### Extracted data entries
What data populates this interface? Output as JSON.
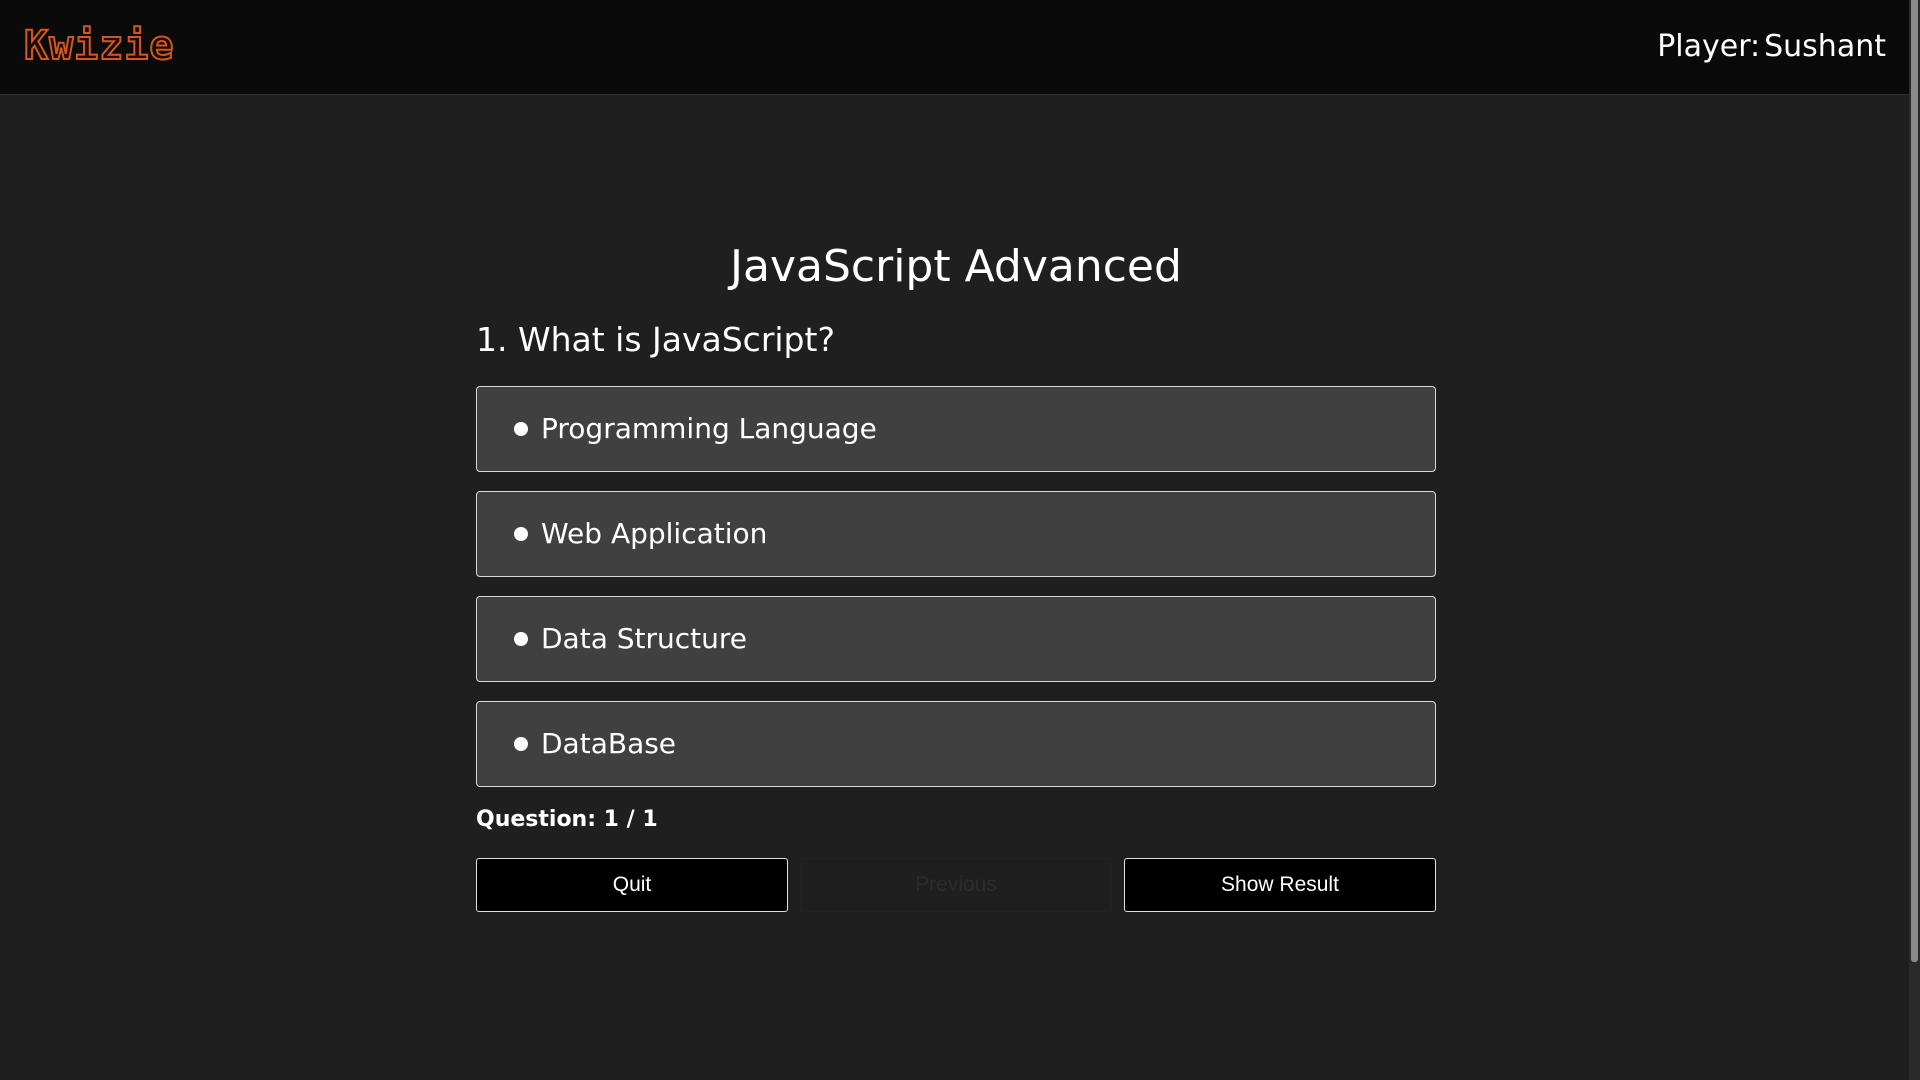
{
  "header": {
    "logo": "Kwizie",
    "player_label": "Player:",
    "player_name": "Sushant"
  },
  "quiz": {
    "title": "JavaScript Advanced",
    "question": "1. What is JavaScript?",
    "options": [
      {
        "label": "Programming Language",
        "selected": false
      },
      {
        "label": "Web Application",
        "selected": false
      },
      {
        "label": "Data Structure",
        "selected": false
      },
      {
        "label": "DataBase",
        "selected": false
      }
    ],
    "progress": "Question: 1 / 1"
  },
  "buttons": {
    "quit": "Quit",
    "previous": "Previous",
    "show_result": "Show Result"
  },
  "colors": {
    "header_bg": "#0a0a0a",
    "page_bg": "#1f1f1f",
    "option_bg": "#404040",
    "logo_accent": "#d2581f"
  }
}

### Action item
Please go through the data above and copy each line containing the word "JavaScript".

### Solution to the exercise
    "title": "JavaScript Advanced",
    "question": "1. What is JavaScript?",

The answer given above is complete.